Displays set up at the forum provided information about various components of the transmission system. There were diagrams about the jet plow that will lay the submarine cable under the seabed. And there was a display featuring the physical hardware associated with the project, including sample pieces of the submarine cable, land cable and fiber optic cable. The National Grid representatives spent the meeting interacting with members of the public, answering questions and providing detailed information about the project.
"Working with the community is really important to us," said Baxevanis. "For me this is the exciting part, because now we get to talk to everybody about all the good stuff that we're going to do. And we hope that everybody learns about all of the benefits that this project's going to bring to the community."
Baxevanis said that her job is to provide community outreach via social media and other communication mediums for the utility company. "Any way that we can engage with folks, having these sorts of meetings, making people aware of what we're doing and introducing them to our experts, is really important. That's my piece of the puzzle in all of this," she said.
Baxevanis noted that National Grid representatives will be doing door-to-door canvassing of properties that are within about 100 feet of any construction work so that people will know beforehand what's going on. She also noted that there will be a hotline, social media info and a FAQ section on National Grid's website to learn more about the project.

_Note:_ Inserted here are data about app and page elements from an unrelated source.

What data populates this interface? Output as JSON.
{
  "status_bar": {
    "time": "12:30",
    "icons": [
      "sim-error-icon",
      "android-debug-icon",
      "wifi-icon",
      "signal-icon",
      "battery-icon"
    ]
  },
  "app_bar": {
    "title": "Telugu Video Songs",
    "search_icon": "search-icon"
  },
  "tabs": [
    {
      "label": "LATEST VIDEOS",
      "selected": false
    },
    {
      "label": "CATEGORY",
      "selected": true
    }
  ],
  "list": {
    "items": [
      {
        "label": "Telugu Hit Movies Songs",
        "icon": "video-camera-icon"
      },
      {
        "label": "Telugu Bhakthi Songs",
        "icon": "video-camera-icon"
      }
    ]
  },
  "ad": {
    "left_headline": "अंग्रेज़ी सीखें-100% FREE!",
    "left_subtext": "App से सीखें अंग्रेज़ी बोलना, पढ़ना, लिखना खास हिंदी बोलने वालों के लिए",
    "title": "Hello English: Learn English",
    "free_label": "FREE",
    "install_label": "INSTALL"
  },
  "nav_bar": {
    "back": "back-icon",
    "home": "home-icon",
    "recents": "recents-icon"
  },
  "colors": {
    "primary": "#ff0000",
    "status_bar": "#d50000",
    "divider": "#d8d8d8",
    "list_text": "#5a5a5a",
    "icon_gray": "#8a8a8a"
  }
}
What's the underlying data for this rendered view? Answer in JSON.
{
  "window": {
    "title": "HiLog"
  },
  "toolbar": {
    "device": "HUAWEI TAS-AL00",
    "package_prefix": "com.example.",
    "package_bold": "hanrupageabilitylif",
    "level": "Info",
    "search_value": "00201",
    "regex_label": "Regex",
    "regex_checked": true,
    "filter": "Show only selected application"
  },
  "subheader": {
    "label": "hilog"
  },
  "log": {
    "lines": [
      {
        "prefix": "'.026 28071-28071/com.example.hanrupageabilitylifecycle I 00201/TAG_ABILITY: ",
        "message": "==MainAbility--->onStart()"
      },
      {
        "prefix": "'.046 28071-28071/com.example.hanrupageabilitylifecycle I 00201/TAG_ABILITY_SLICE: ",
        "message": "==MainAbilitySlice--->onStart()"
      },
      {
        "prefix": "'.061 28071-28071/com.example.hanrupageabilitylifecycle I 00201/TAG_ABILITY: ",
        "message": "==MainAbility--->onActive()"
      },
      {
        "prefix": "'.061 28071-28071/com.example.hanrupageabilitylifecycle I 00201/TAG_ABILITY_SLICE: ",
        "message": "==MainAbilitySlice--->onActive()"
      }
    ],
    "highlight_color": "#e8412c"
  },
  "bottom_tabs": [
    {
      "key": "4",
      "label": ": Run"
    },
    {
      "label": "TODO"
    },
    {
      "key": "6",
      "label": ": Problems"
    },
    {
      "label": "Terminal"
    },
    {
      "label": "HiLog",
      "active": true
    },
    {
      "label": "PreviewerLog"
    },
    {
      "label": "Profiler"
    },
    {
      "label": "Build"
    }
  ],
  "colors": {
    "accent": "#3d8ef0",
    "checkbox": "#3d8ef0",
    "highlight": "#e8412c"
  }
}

"I hope that a big, bright light is shining on this project in a really positive way," said Baxevanis. "This is work people should know about, and how it all connects into their daily lives. This is all good news stuff."